* [Records for processing]
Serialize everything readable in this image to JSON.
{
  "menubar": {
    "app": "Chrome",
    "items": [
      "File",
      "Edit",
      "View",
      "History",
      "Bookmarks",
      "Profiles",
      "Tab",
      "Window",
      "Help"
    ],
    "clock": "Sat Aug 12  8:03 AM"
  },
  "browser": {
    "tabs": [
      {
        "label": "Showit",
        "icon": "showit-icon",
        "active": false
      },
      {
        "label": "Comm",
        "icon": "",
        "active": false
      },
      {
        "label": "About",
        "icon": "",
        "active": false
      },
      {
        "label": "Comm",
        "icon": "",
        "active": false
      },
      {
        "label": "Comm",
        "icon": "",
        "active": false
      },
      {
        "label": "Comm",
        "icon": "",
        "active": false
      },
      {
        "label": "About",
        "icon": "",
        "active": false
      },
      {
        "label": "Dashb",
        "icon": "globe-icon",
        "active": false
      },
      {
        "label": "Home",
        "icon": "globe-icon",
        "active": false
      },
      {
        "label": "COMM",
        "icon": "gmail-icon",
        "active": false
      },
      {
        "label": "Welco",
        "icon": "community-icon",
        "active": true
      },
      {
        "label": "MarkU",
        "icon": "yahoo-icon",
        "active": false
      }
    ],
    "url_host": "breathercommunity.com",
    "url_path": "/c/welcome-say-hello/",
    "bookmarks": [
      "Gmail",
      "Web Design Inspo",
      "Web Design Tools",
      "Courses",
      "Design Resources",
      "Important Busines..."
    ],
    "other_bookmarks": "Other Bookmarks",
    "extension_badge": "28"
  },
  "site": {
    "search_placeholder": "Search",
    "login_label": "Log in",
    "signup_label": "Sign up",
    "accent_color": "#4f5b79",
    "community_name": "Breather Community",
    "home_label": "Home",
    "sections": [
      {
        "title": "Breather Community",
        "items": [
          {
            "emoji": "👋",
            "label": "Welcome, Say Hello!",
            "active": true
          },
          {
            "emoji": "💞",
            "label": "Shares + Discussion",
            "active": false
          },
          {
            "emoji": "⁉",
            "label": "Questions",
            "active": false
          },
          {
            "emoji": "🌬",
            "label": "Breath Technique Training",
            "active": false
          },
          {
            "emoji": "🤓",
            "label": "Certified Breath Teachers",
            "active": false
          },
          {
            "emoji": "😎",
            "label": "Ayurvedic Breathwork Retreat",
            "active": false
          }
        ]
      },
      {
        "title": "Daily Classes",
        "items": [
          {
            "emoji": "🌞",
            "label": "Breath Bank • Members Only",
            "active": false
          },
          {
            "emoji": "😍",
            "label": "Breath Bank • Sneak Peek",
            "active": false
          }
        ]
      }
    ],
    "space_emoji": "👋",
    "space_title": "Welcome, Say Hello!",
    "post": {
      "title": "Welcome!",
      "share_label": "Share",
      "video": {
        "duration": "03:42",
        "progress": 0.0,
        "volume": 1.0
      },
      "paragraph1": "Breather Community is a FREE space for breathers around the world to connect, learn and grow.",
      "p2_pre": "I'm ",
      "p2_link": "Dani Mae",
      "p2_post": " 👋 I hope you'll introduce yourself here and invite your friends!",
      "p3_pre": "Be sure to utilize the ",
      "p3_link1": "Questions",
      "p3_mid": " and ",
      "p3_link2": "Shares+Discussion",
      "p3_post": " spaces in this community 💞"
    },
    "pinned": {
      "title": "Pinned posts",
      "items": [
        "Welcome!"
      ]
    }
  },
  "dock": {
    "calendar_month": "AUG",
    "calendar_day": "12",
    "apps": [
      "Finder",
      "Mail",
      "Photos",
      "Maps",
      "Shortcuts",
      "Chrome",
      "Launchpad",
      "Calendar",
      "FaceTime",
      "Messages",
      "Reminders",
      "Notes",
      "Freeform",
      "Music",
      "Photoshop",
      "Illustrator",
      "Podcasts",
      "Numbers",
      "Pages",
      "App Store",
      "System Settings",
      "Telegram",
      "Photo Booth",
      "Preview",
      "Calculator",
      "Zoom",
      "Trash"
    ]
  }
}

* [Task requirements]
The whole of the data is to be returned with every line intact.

* [Exercise output]
Serialize everything readable in this image to JSON.
{
  "menubar": {
    "app": "Chrome",
    "items": [
      "File",
      "Edit",
      "View",
      "History",
      "Bookmarks",
      "Profiles",
      "Tab",
      "Window",
      "Help"
    ],
    "clock": "Sat Aug 12  8:03 AM"
  },
  "browser": {
    "tabs": [
      {
        "label": "Showit",
        "icon": "showit-icon",
        "active": false
      },
      {
        "label": "Comm",
        "icon": "",
        "active": false
      },
      {
        "label": "About",
        "icon": "",
        "active": false
      },
      {
        "label": "Comm",
        "icon": "",
        "active": false
      },
      {
        "label": "Comm",
        "icon": "",
        "active": false
      },
      {
        "label": "Comm",
        "icon": "",
        "active": false
      },
      {
        "label": "About",
        "icon": "",
        "active": false
      },
      {
        "label": "Dashb",
        "icon": "globe-icon",
        "active": false
      },
      {
        "label": "Home",
        "icon": "globe-icon",
        "active": false
      },
      {
        "label": "COMM",
        "icon": "gmail-icon",
        "active": false
      },
      {
        "label": "Welco",
        "icon": "community-icon",
        "active": true
      },
      {
        "label": "MarkU",
        "icon": "yahoo-icon",
        "active": false
      }
    ],
    "url_host": "breathercommunity.com",
    "url_path": "/c/welcome-say-hello/",
    "bookmarks": [
      "Gmail",
      "Web Design Inspo",
      "Web Design Tools",
      "Courses",
      "Design Resources",
      "Important Busines..."
    ],
    "other_bookmarks": "Other Bookmarks",
    "extension_badge": "28"
  },
  "site": {
    "search_placeholder": "Search",
    "login_label": "Log in",
    "signup_label": "Sign up",
    "accent_color": "#4f5b79",
    "community_name": "Breather Community",
    "home_label": "Home",
    "sections": [
      {
        "title": "Breather Community",
        "items": [
          {
            "emoji": "👋",
            "label": "Welcome, Say Hello!",
            "active": true
          },
          {
            "emoji": "💞",
            "label": "Shares + Discussion",
            "active": false
          },
          {
            "emoji": "⁉",
            "label": "Questions",
            "active": false
          },
          {
            "emoji": "🌬",
            "label": "Breath Technique Training",
            "active": false
          },
          {
            "emoji": "🤓",
            "label": "Certified Breath Teachers",
            "active": false
          },
          {
            "emoji": "😎",
            "label": "Ayurvedic Breathwork Retreat",
            "active": false
          }
        ]
      },
      {
        "title": "Daily Classes",
        "items": [
          {
            "emoji": "🌞",
            "label": "Breath Bank • Members Only",
            "active": false
          },
          {
            "emoji": "😍",
            "label": "Breath Bank • Sneak Peek",
            "active": false
          }
        ]
      }
    ],
    "space_emoji": "👋",
    "space_title": "Welcome, Say Hello!",
    "post": {
      "title": "Welcome!",
      "share_label": "Share",
      "video": {
        "duration": "03:42",
        "progress": 0.0,
        "volume": 1.0
      },
      "paragraph1": "Breather Community is a FREE space for breathers around the world to connect, learn and grow.",
      "p2_pre": "I'm ",
      "p2_link": "Dani Mae",
      "p2_post": " 👋 I hope you'll introduce yourself here and invite your friends!",
      "p3_pre": "Be sure to utilize the ",
      "p3_link1": "Questions",
      "p3_mid": " and ",
      "p3_link2": "Shares+Discussion",
      "p3_post": " spaces in this community 💞"
    },
    "pinned": {
      "title": "Pinned posts",
      "items": [
        "Welcome!"
      ]
    }
  },
  "dock": {
    "calendar_month": "AUG",
    "calendar_day": "12",
    "apps": [
      "Finder",
      "Mail",
      "Photos",
      "Maps",
      "Shortcuts",
      "Chrome",
      "Launchpad",
      "Calendar",
      "FaceTime",
      "Messages",
      "Reminders",
      "Notes",
      "Freeform",
      "Music",
      "Photoshop",
      "Illustrator",
      "Podcasts",
      "Numbers",
      "Pages",
      "App Store",
      "System Settings",
      "Telegram",
      "Photo Booth",
      "Preview",
      "Calculator",
      "Zoom",
      "Trash"
    ]
  }
}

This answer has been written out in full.